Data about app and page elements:
__________
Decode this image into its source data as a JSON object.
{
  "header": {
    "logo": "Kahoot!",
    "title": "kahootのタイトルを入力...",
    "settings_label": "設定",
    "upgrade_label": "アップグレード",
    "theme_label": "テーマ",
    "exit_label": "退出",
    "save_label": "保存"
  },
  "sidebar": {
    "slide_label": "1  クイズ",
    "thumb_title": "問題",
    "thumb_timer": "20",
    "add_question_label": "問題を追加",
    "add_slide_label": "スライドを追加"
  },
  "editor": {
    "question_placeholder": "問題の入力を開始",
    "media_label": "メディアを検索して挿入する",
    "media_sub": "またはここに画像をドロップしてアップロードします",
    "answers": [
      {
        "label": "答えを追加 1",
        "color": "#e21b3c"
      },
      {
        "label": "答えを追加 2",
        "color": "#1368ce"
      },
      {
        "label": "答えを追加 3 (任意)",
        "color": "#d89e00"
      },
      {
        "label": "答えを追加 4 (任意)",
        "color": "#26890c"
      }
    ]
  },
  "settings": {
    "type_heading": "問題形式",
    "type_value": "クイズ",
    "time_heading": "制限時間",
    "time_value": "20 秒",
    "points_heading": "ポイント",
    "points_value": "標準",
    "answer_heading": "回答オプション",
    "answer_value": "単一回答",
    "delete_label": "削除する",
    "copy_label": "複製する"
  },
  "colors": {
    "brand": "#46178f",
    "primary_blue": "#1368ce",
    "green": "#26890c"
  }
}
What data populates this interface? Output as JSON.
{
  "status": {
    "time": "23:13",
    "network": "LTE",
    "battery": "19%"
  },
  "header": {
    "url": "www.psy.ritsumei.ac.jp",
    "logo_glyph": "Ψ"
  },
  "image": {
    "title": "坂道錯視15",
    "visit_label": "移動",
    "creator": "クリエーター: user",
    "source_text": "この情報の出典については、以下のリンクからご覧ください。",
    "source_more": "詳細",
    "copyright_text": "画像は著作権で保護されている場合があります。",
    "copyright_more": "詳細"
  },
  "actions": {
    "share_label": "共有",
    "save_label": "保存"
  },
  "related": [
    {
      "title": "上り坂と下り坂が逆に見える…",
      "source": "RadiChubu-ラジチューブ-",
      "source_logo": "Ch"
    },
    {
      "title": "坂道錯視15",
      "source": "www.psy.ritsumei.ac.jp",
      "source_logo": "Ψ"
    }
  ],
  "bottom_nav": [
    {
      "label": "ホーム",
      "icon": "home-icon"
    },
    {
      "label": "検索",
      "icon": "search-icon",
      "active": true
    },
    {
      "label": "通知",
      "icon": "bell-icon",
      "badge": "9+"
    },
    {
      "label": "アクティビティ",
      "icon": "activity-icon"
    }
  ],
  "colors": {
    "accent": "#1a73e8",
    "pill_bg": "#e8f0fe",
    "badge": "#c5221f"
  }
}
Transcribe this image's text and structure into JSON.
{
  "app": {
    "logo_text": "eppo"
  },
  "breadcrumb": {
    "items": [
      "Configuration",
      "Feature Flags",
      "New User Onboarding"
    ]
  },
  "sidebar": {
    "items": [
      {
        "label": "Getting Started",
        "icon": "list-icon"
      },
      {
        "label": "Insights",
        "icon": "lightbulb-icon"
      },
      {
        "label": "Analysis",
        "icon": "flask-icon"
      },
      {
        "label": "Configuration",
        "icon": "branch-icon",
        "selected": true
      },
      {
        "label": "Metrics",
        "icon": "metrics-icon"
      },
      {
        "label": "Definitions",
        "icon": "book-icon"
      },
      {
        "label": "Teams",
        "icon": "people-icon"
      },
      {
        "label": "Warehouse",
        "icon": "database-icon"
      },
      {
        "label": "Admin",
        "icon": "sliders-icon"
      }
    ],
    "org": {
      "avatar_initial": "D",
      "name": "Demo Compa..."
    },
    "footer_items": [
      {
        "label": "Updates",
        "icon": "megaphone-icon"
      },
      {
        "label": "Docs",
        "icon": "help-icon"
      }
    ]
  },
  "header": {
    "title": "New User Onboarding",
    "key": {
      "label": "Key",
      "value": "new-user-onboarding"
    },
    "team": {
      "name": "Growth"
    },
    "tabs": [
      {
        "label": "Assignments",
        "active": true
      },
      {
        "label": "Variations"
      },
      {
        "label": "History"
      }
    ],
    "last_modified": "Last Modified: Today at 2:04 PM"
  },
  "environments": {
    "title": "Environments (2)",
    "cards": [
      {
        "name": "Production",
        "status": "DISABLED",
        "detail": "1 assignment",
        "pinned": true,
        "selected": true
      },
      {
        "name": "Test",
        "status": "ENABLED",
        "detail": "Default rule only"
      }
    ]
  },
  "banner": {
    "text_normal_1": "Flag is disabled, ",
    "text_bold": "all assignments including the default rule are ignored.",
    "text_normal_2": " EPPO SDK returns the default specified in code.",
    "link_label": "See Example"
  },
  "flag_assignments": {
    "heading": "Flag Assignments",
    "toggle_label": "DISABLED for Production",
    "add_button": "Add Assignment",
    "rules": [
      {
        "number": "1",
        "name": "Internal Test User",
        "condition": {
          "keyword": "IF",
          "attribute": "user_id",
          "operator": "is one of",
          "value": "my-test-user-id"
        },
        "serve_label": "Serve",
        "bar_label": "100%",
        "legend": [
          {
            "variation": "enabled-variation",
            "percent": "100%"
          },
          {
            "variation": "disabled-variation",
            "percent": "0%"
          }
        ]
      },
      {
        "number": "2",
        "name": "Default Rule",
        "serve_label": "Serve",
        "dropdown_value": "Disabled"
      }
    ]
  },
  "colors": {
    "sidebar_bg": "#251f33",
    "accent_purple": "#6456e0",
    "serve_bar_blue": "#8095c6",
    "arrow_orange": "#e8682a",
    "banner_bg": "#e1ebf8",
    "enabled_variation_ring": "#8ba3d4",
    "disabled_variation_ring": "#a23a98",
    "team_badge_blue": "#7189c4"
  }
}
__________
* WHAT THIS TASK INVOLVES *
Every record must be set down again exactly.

* ANSWER TO THIS PROBLEM *
Decode this image into its source data as a JSON object.
{
  "header": {
    "logo": "Kahoot!",
    "title": "kahootのタイトルを入力...",
    "settings_label": "設定",
    "upgrade_label": "アップグレード",
    "theme_label": "テーマ",
    "exit_label": "退出",
    "save_label": "保存"
  },
  "sidebar": {
    "slide_label": "1  クイズ",
    "thumb_title": "問題",
    "thumb_timer": "20",
    "add_question_label": "問題を追加",
    "add_slide_label": "スライドを追加"
  },
  "editor": {
    "question_placeholder": "問題の入力を開始",
    "media_label": "メディアを検索して挿入する",
    "media_sub": "またはここに画像をドロップしてアップロードします",
    "answers": [
      {
        "label": "答えを追加 1",
        "color": "#e21b3c"
      },
      {
        "label": "答えを追加 2",
        "color": "#1368ce"
      },
      {
        "label": "答えを追加 3 (任意)",
        "color": "#d89e00"
      },
      {
        "label": "答えを追加 4 (任意)",
        "color": "#26890c"
      }
    ]
  },
  "settings": {
    "type_heading": "問題形式",
    "type_value": "クイズ",
    "time_heading": "制限時間",
    "time_value": "20 秒",
    "points_heading": "ポイント",
    "points_value": "標準",
    "answer_heading": "回答オプション",
    "answer_value": "単一回答",
    "delete_label": "削除する",
    "copy_label": "複製する"
  },
  "colors": {
    "brand": "#46178f",
    "primary_blue": "#1368ce",
    "green": "#26890c"
  }
}
What data populates this interface? Output as JSON.
{
  "status": {
    "time": "23:13",
    "network": "LTE",
    "battery": "19%"
  },
  "header": {
    "url": "www.psy.ritsumei.ac.jp",
    "logo_glyph": "Ψ"
  },
  "image": {
    "title": "坂道錯視15",
    "visit_label": "移動",
    "creator": "クリエーター: user",
    "source_text": "この情報の出典については、以下のリンクからご覧ください。",
    "source_more": "詳細",
    "copyright_text": "画像は著作権で保護されている場合があります。",
    "copyright_more": "詳細"
  },
  "actions": {
    "share_label": "共有",
    "save_label": "保存"
  },
  "related": [
    {
      "title": "上り坂と下り坂が逆に見える…",
      "source": "RadiChubu-ラジチューブ-",
      "source_logo": "Ch"
    },
    {
      "title": "坂道錯視15",
      "source": "www.psy.ritsumei.ac.jp",
      "source_logo": "Ψ"
    }
  ],
  "bottom_nav": [
    {
      "label": "ホーム",
      "icon": "home-icon"
    },
    {
      "label": "検索",
      "icon": "search-icon",
      "active": true
    },
    {
      "label": "通知",
      "icon": "bell-icon",
      "badge": "9+"
    },
    {
      "label": "アクティビティ",
      "icon": "activity-icon"
    }
  ],
  "colors": {
    "accent": "#1a73e8",
    "pill_bg": "#e8f0fe",
    "badge": "#c5221f"
  }
}
Transcribe this image's text and structure into JSON.
{
  "app": {
    "logo_text": "eppo"
  },
  "breadcrumb": {
    "items": [
      "Configuration",
      "Feature Flags",
      "New User Onboarding"
    ]
  },
  "sidebar": {
    "items": [
      {
        "label": "Getting Started",
        "icon": "list-icon"
      },
      {
        "label": "Insights",
        "icon": "lightbulb-icon"
      },
      {
        "label": "Analysis",
        "icon": "flask-icon"
      },
      {
        "label": "Configuration",
        "icon": "branch-icon",
        "selected": true
      },
      {
        "label": "Metrics",
        "icon": "metrics-icon"
      },
      {
        "label": "Definitions",
        "icon": "book-icon"
      },
      {
        "label": "Teams",
        "icon": "people-icon"
      },
      {
        "label": "Warehouse",
        "icon": "database-icon"
      },
      {
        "label": "Admin",
        "icon": "sliders-icon"
      }
    ],
    "org": {
      "avatar_initial": "D",
      "name": "Demo Compa..."
    },
    "footer_items": [
      {
        "label": "Updates",
        "icon": "megaphone-icon"
      },
      {
        "label": "Docs",
        "icon": "help-icon"
      }
    ]
  },
  "header": {
    "title": "New User Onboarding",
    "key": {
      "label": "Key",
      "value": "new-user-onboarding"
    },
    "team": {
      "name": "Growth"
    },
    "tabs": [
      {
        "label": "Assignments",
        "active": true
      },
      {
        "label": "Variations"
      },
      {
        "label": "History"
      }
    ],
    "last_modified": "Last Modified: Today at 2:04 PM"
  },
  "environments": {
    "title": "Environments (2)",
    "cards": [
      {
        "name": "Production",
        "status": "DISABLED",
        "detail": "1 assignment",
        "pinned": true,
        "selected": true
      },
      {
        "name": "Test",
        "status": "ENABLED",
        "detail": "Default rule only"
      }
    ]
  },
  "banner": {
    "text_normal_1": "Flag is disabled, ",
    "text_bold": "all assignments including the default rule are ignored.",
    "text_normal_2": " EPPO SDK returns the default specified in code.",
    "link_label": "See Example"
  },
  "flag_assignments": {
    "heading": "Flag Assignments",
    "toggle_label": "DISABLED for Production",
    "add_button": "Add Assignment",
    "rules": [
      {
        "number": "1",
        "name": "Internal Test User",
        "condition": {
          "keyword": "IF",
          "attribute": "user_id",
          "operator": "is one of",
          "value": "my-test-user-id"
        },
        "serve_label": "Serve",
        "bar_label": "100%",
        "legend": [
          {
            "variation": "enabled-variation",
            "percent": "100%"
          },
          {
            "variation": "disabled-variation",
            "percent": "0%"
          }
        ]
      },
      {
        "number": "2",
        "name": "Default Rule",
        "serve_label": "Serve",
        "dropdown_value": "Disabled"
      }
    ]
  },
  "colors": {
    "sidebar_bg": "#251f33",
    "accent_purple": "#6456e0",
    "serve_bar_blue": "#8095c6",
    "arrow_orange": "#e8682a",
    "banner_bg": "#e1ebf8",
    "enabled_variation_ring": "#8ba3d4",
    "disabled_variation_ring": "#a23a98",
    "team_badge_blue": "#7189c4"
  }
}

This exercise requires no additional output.